:: WORK ORDER ::
Would you repeat the listing exactly but omit every picture?

▽

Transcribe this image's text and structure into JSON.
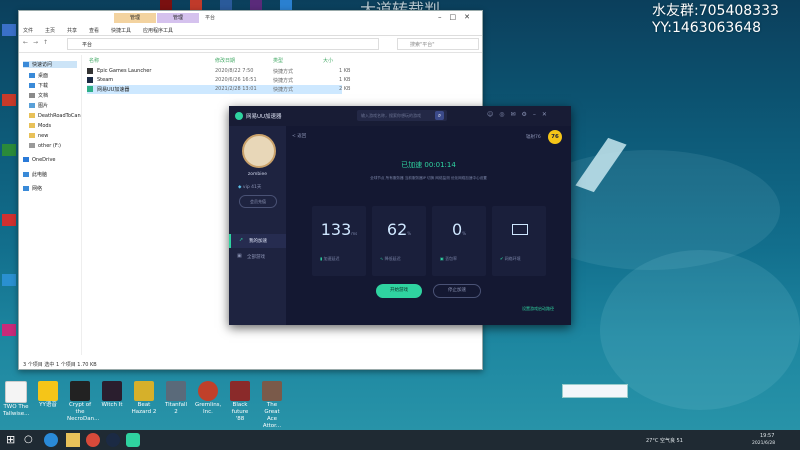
{
  "overlay": {
    "title_banner": "大道转载判",
    "qq_group": "水友群:705408333",
    "yy_channel": "YY:1463063648"
  },
  "explorer": {
    "ribbon_tabs": [
      "文件",
      "主页",
      "共享",
      "查看"
    ],
    "context_manage_1": "管理",
    "context_manage_2": "管理",
    "context_sub_1": "快捷工具",
    "context_sub_2": "应用程序工具",
    "window_title": "平台",
    "address_path": "平台",
    "search_placeholder": "搜索\"平台\"",
    "columns": {
      "name": "名称",
      "modified": "修改日期",
      "type": "类型",
      "size": "大小"
    },
    "files": [
      {
        "name": "Epic Games Launcher",
        "modified": "2020/8/22 7:50",
        "type": "快捷方式",
        "size": "1 KB"
      },
      {
        "name": "Steam",
        "modified": "2020/6/26 16:51",
        "type": "快捷方式",
        "size": "1 KB"
      },
      {
        "name": "网易UU加速器",
        "modified": "2021/2/28 13:01",
        "type": "快捷方式",
        "size": "2 KB"
      }
    ],
    "nav": [
      {
        "label": "快速访问"
      },
      {
        "label": "桌面"
      },
      {
        "label": "下载"
      },
      {
        "label": "文档"
      },
      {
        "label": "图片"
      },
      {
        "label": "DeathRoadToCan"
      },
      {
        "label": "Mods"
      },
      {
        "label": "new"
      },
      {
        "label": "other (F:)"
      },
      {
        "label": "OneDrive"
      },
      {
        "label": "此电脑"
      },
      {
        "label": "网络"
      }
    ],
    "status": "3 个项目    选中 1 个项目  1.70 KB"
  },
  "app": {
    "app_name": "网易UU加速器",
    "search_placeholder": "输入游戏名称，搜索你想玩的游戏",
    "username": "zombiee",
    "vip_text": "vip 41天",
    "member_center": "会员充值",
    "nav_my_accel": "我的加速",
    "nav_all_games": "全部游戏",
    "back": "< 返回",
    "game_name": "辐射76",
    "game_badge": "76",
    "accelerated_label": "已加速 00:01:14",
    "route_info": "全球节点  所有服务器  当前服务器IP   切换   网络监测   优化网络加速中心设置",
    "stats": [
      {
        "value": "133",
        "unit": "ms",
        "label": "加速延迟"
      },
      {
        "value": "62",
        "unit": "%",
        "label": "降低延迟"
      },
      {
        "value": "0",
        "unit": "%",
        "label": "丢包率"
      },
      {
        "value": "",
        "unit": "",
        "label": "网络环境"
      }
    ],
    "start_game": "开始游戏",
    "stop_accel": "停止加速",
    "feedback_link": "设置游戏启动路径"
  },
  "desktop_icons": [
    {
      "label": "TWO The Tallwise..."
    },
    {
      "label": "YY语音"
    },
    {
      "label": "Crypt of the NecroDan..."
    },
    {
      "label": "Witch It"
    },
    {
      "label": "Beat Hazard 2"
    },
    {
      "label": "Titanfall 2"
    },
    {
      "label": "Gremlins, Inc."
    },
    {
      "label": "Black future '88"
    },
    {
      "label": "The Great Ace Attor..."
    }
  ],
  "taskbar": {
    "weather": "27°C 空气良 51",
    "time": "19:57",
    "date": "2021/6/28"
  },
  "colors": {
    "accent": "#2fd3a0",
    "app_bg": "#1b1f3a",
    "taskbar": "#1f2a33"
  }
}
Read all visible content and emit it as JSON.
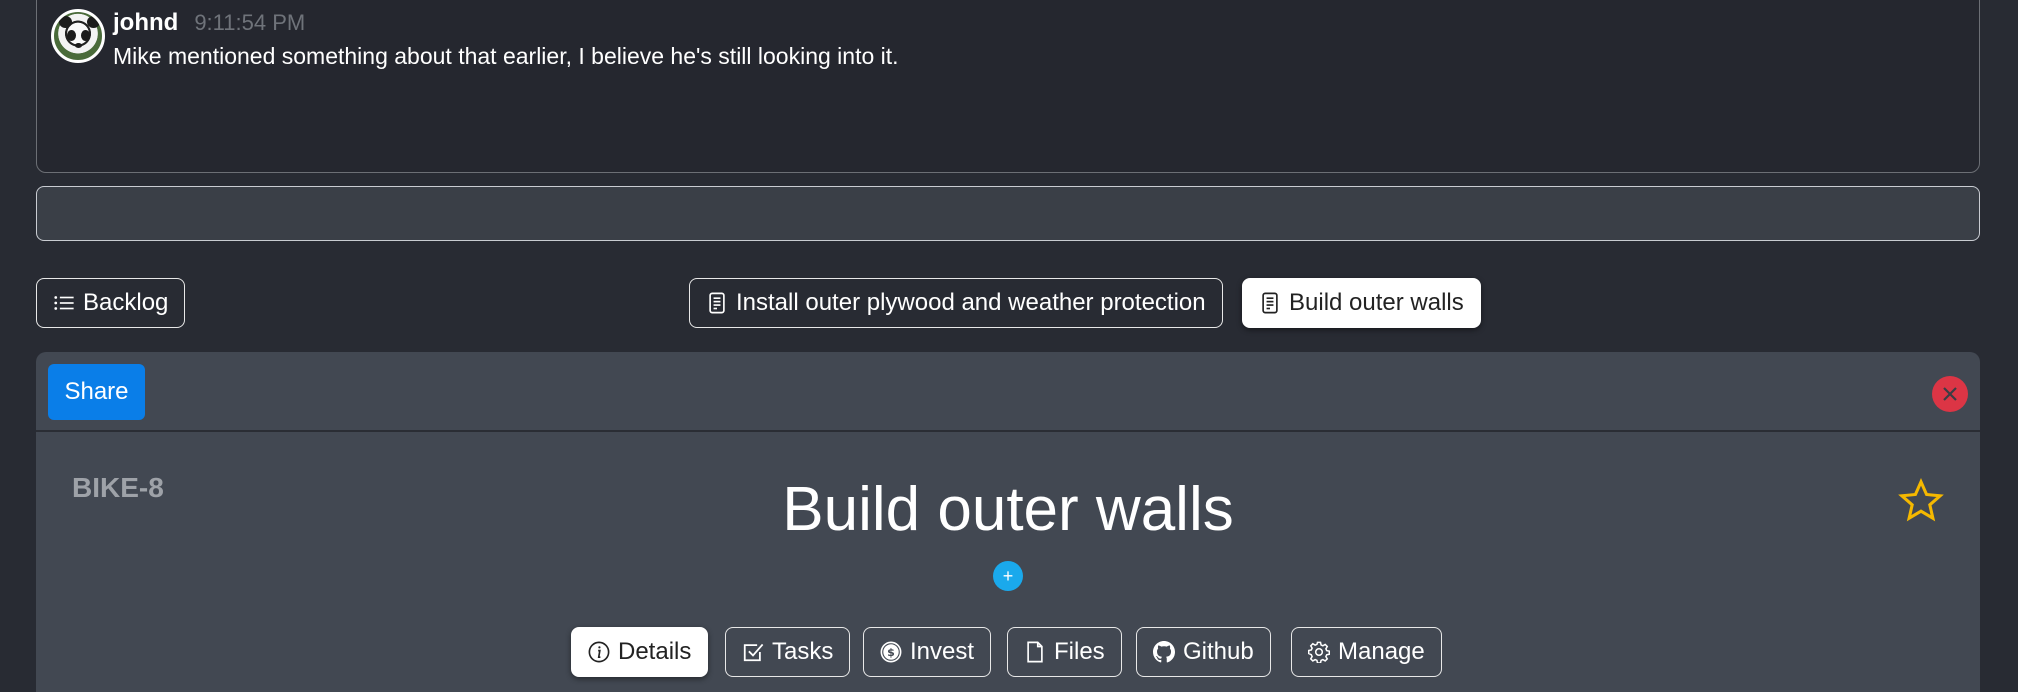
{
  "chat": {
    "message": {
      "username": "johnd",
      "time": "9:11:54 PM",
      "text": "Mike mentioned something about that earlier, I believe he's still looking into it.",
      "avatar": "panda-avatar"
    },
    "input": {
      "value": "",
      "placeholder": ""
    }
  },
  "nav": {
    "backlog_label": "Backlog",
    "tabs": [
      {
        "label": "Install outer plywood and weather protection",
        "icon": "document-icon",
        "active": false
      },
      {
        "label": "Build outer walls",
        "icon": "document-icon",
        "active": true
      }
    ]
  },
  "panel": {
    "share_label": "Share",
    "issue_key": "BIKE-8",
    "title": "Build outer walls",
    "add_label": "+",
    "starred": false,
    "colors": {
      "share": "#0a7ee8",
      "close": "#dc3545",
      "star": "#f5b800",
      "add": "#1aa9ec"
    },
    "subtabs": [
      {
        "label": "Details",
        "icon": "info-icon",
        "active": true
      },
      {
        "label": "Tasks",
        "icon": "checkbox-icon",
        "active": false
      },
      {
        "label": "Invest",
        "icon": "coin-icon",
        "active": false
      },
      {
        "label": "Files",
        "icon": "file-icon",
        "active": false
      },
      {
        "label": "Github",
        "icon": "github-icon",
        "active": false
      },
      {
        "label": "Manage",
        "icon": "gear-icon",
        "active": false
      }
    ]
  }
}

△

:: RESULT OF THE EXERCISE ::
Transcribe this image's text and structure into JSON.
{
  "overlay": {
    "title_banner": "大道转载判",
    "qq_group": "水友群:705408333",
    "yy_channel": "YY:1463063648"
  },
  "explorer": {
    "ribbon_tabs": [
      "文件",
      "主页",
      "共享",
      "查看"
    ],
    "context_manage_1": "管理",
    "context_manage_2": "管理",
    "context_sub_1": "快捷工具",
    "context_sub_2": "应用程序工具",
    "window_title": "平台",
    "address_path": "平台",
    "search_placeholder": "搜索\"平台\"",
    "columns": {
      "name": "名称",
      "modified": "修改日期",
      "type": "类型",
      "size": "大小"
    },
    "files": [
      {
        "name": "Epic Games Launcher",
        "modified": "2020/8/22 7:50",
        "type": "快捷方式",
        "size": "1 KB"
      },
      {
        "name": "Steam",
        "modified": "2020/6/26 16:51",
        "type": "快捷方式",
        "size": "1 KB"
      },
      {
        "name": "网易UU加速器",
        "modified": "2021/2/28 13:01",
        "type": "快捷方式",
        "size": "2 KB"
      }
    ],
    "nav": [
      {
        "label": "快速访问"
      },
      {
        "label": "桌面"
      },
      {
        "label": "下载"
      },
      {
        "label": "文档"
      },
      {
        "label": "图片"
      },
      {
        "label": "DeathRoadToCan"
      },
      {
        "label": "Mods"
      },
      {
        "label": "new"
      },
      {
        "label": "other (F:)"
      },
      {
        "label": "OneDrive"
      },
      {
        "label": "此电脑"
      },
      {
        "label": "网络"
      }
    ],
    "status": "3 个项目    选中 1 个项目  1.70 KB"
  },
  "app": {
    "app_name": "网易UU加速器",
    "search_placeholder": "输入游戏名称，搜索你想玩的游戏",
    "username": "zombiee",
    "vip_text": "vip 41天",
    "member_center": "会员充值",
    "nav_my_accel": "我的加速",
    "nav_all_games": "全部游戏",
    "back": "< 返回",
    "game_name": "辐射76",
    "game_badge": "76",
    "accelerated_label": "已加速 00:01:14",
    "route_info": "全球节点  所有服务器  当前服务器IP   切换   网络监测   优化网络加速中心设置",
    "stats": [
      {
        "value": "133",
        "unit": "ms",
        "label": "加速延迟"
      },
      {
        "value": "62",
        "unit": "%",
        "label": "降低延迟"
      },
      {
        "value": "0",
        "unit": "%",
        "label": "丢包率"
      },
      {
        "value": "",
        "unit": "",
        "label": "网络环境"
      }
    ],
    "start_game": "开始游戏",
    "stop_accel": "停止加速",
    "feedback_link": "设置游戏启动路径"
  },
  "desktop_icons": [
    {
      "label": "TWO The Tallwise..."
    },
    {
      "label": "YY语音"
    },
    {
      "label": "Crypt of the NecroDan..."
    },
    {
      "label": "Witch It"
    },
    {
      "label": "Beat Hazard 2"
    },
    {
      "label": "Titanfall 2"
    },
    {
      "label": "Gremlins, Inc."
    },
    {
      "label": "Black future '88"
    },
    {
      "label": "The Great Ace Attor..."
    }
  ],
  "taskbar": {
    "weather": "27°C 空气良 51",
    "time": "19:57",
    "date": "2021/6/28"
  },
  "colors": {
    "accent": "#2fd3a0",
    "app_bg": "#1b1f3a",
    "taskbar": "#1f2a33"
  }
}
Read all visible content and emit it as JSON.
{
  "chat": {
    "message": {
      "username": "johnd",
      "time": "9:11:54 PM",
      "text": "Mike mentioned something about that earlier, I believe he's still looking into it.",
      "avatar": "panda-avatar"
    },
    "input": {
      "value": "",
      "placeholder": ""
    }
  },
  "nav": {
    "backlog_label": "Backlog",
    "tabs": [
      {
        "label": "Install outer plywood and weather protection",
        "icon": "document-icon",
        "active": false
      },
      {
        "label": "Build outer walls",
        "icon": "document-icon",
        "active": true
      }
    ]
  },
  "panel": {
    "share_label": "Share",
    "issue_key": "BIKE-8",
    "title": "Build outer walls",
    "add_label": "+",
    "starred": false,
    "colors": {
      "share": "#0a7ee8",
      "close": "#dc3545",
      "star": "#f5b800",
      "add": "#1aa9ec"
    },
    "subtabs": [
      {
        "label": "Details",
        "icon": "info-icon",
        "active": true
      },
      {
        "label": "Tasks",
        "icon": "checkbox-icon",
        "active": false
      },
      {
        "label": "Invest",
        "icon": "coin-icon",
        "active": false
      },
      {
        "label": "Files",
        "icon": "file-icon",
        "active": false
      },
      {
        "label": "Github",
        "icon": "github-icon",
        "active": false
      },
      {
        "label": "Manage",
        "icon": "gear-icon",
        "active": false
      }
    ]
  }
}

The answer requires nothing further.